Friday, October 17, 2008
In other words, the exhortations of government officials and elected officials are merely cosmetic, a charade designed to conceal one of the great thefts in world financial history. No doubt when the funds are gone, we will be treated to something similar to Captain Renault's cynically shouted justification to shut down Rick Blaine's club in Casablanca, paraphrased to conform to the circumstances: I'm shocked, shocked that the banks pocketed the money.
Since mid-2007, when the credit crisis erupted, the country’s nine largest banks have written down the value of their troubled assets by a combined $323 billion. With a recession looming, the pain is unlikely to end there. The problems that began with home mortgages, analysts say, are migrating to auto, credit card and commercial real estate loans.
The deepening red ink underscores a crucial question about the government’s plan: Will lenders deploy their new-found capital quickly, as the Treasury hopes, and unlock the flow of credit through the economy? Or will they hoard the money to protect themselves?
John A. Thain, the chief executive of Merrill Lynch, said on Thursday that banks were unlikely to act swiftly. Executives at other banks privately expressed a similar view.
“We will have the opportunity to redeploy that,” Mr. Thain said of the new capital on a telephone call with analysts. “But at least for the next quarter, it’s just going to be a cushion."

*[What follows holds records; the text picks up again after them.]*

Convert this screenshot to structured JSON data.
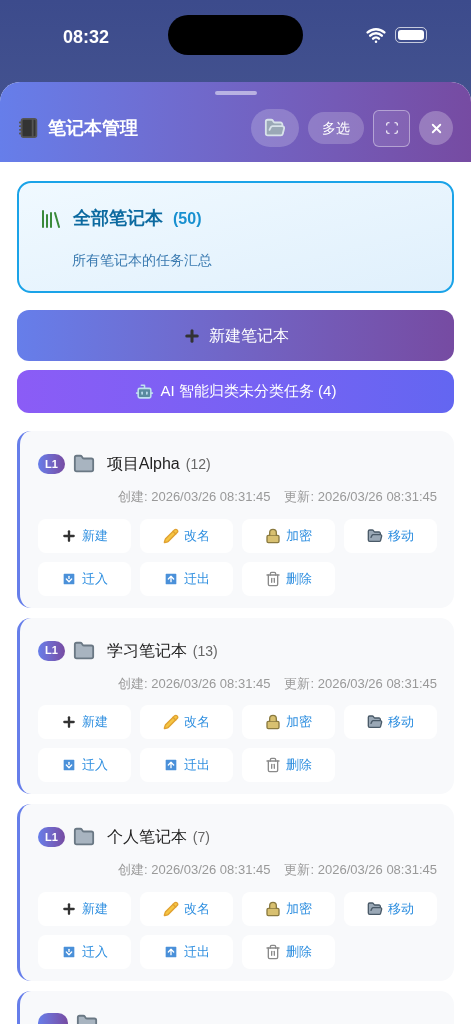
{
  "status_bar": {
    "time": "08:32"
  },
  "header": {
    "title": "笔记本管理",
    "buttons": [
      {
        "kind": "folder"
      },
      {
        "kind": "text",
        "label": "多选"
      },
      {
        "kind": "fullscreen"
      },
      {
        "kind": "close"
      }
    ]
  },
  "all_notebooks": {
    "title": "全部笔记本",
    "count": "(50)",
    "subtitle": "所有笔记本的任务汇总",
    "selected": true
  },
  "new_button": {
    "label": "新建笔记本"
  },
  "ai_button": {
    "label": "AI 智能归类未分类任务 (4)"
  },
  "notebooks": [
    {
      "level": "L1",
      "name": "项目Alpha",
      "count": "(12)",
      "created": "创建: 2026/03/26 08:31:45",
      "updated": "更新: 2026/03/26 08:31:45",
      "actions": [
        {
          "kind": "new",
          "label": "新建"
        },
        {
          "kind": "rename",
          "label": "改名"
        },
        {
          "kind": "lock",
          "label": "加密"
        },
        {
          "kind": "move",
          "label": "移动"
        },
        {
          "kind": "import",
          "label": "迁入"
        },
        {
          "kind": "export",
          "label": "迁出"
        },
        {
          "kind": "delete",
          "label": "删除"
        }
      ]
    },
    {
      "level": "L1",
      "name": "学习笔记本",
      "count": "(13)",
      "created": "创建: 2026/03/26 08:31:45",
      "updated": "更新: 2026/03/26 08:31:45",
      "actions": [
        {
          "kind": "new",
          "label": "新建"
        },
        {
          "kind": "rename",
          "label": "改名"
        },
        {
          "kind": "lock",
          "label": "加密"
        },
        {
          "kind": "move",
          "label": "移动"
        },
        {
          "kind": "import",
          "label": "迁入"
        },
        {
          "kind": "export",
          "label": "迁出"
        },
        {
          "kind": "delete",
          "label": "删除"
        }
      ]
    },
    {
      "level": "L1",
      "name": "个人笔记本",
      "count": "(7)",
      "created": "创建: 2026/03/26 08:31:45",
      "updated": "更新: 2026/03/26 08:31:45",
      "actions": [
        {
          "kind": "new",
          "label": "新建"
        },
        {
          "kind": "rename",
          "label": "改名"
        },
        {
          "kind": "lock",
          "label": "加密"
        },
        {
          "kind": "move",
          "label": "移动"
        },
        {
          "kind": "import",
          "label": "迁入"
        },
        {
          "kind": "export",
          "label": "迁出"
        },
        {
          "kind": "delete",
          "label": "删除"
        }
      ]
    }
  ],
  "more_below": true
}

Granted, the banks are in a deep hole. For every dollar the banks earned during the industry’s most prosperous years, they have now wiped out $1.06.
Even with the capital from the government, analysts say, the banking industry still needs to raise around $275 billion in light of the looming losses.
But Treasury Secretary Henry M. Paulson Jr. is urging them to use their new capital soon. On Monday, Mr. Paulson unveiled plans to provide $125 billion to nine banks on terms that were more favorable than they would have received in the marketplace. The government, however, has offered no written requirements about how or when the banks must use the money.
“There is no express statutory requirement that says you must make this amount of loans,” said John C. Dugan, the comptroller of the currency. “But the economics work so that it is in their interest to do so.”
Mr. Dugan added that he would not examine how the banks used the money, but he said their actions would “be open to the court of public opinion.”
The willingness of bank managers to speak candidly about their true intentions reveals a confidence based upon an unassailable control of the US political system. It has been left to fiscally conservative budget hawks to summarize what has transpired:
Stiglitz has again exposed the corruption of the enterprise:
“It is the government’s responsibility to set the terms and conditions on this money,” said David M. Walker, the former federal comptroller general and now president of the Peter G. Peterson Foundation. “This is the people’s money. They’re giving it out with no rules.”
Unfortunately, Stiglitz is just another one of many Captain Renaults. Despite condemning the bailout before passage, he, like many other liberals, such as Paul Krugman and the Democratic leadership of Congress, supported it while saying that we should urge the next President and Congress to reform it, a position that he reiterates in this article. Perhaps, Stiglitz really believes this is possible, but, in the unlikely event any action is actually taken, the recipients of the funds will have already insulated themselves against it. In a political system greased by crony capitalists, one can be certain the corrupt will invariably prevail.
Britain showed at least that it still believed in some sort of system of accountability: heads of banks resigned. Nothing like this in the US. Britain understood that it made no sense to pour money into banks and have them pour out money to shareholders. The US only restricted the banks from increasing their dividends. The Treasury has sought to create a picture for the public of toughness, yet behind the scenes it is busy reassuring the banks not to worry, that it's all part of a show to keep voters and Congress placated. What is clear is that we will not have voting shares. Wall Street will have our money, but we will not have a full say in what should be done with it. A glance at the banks' recent track record of managing risk gives taxpayers every reason to be concerned.
For all the show of toughness, the details suggest the US taxpayer got a raw deal. There is no comparison with the terms that Warren Buffett secured when he provided capital to Goldman Sachs. Buffett got a warrant - the right to buy in the future at a price that was even below the depressed price at the time. Paulson got for the US a warrant to buy in the future - at whatever the prevailing price at the time. The whole point of the warrant is so we participate in some of the upside, as the economy recovers from the crisis, and as the financial system starts to work.
The Paulson plan responded to Congress's demand to have something like a warrant, but as a matter of form, not substance. Buffett got warrants equal to 100% of the value of what he put in. America's taxpayers got just 15%. Moreover, as George Soros has pointed out, in a few years time, when the economy is recovered, the banks shouldn't need to turn to the government for capital. The government should have issued convertible shares that gave the right to the government to automatically share in the gain in share price.
Whether we were cheated or not, the banks now have our money.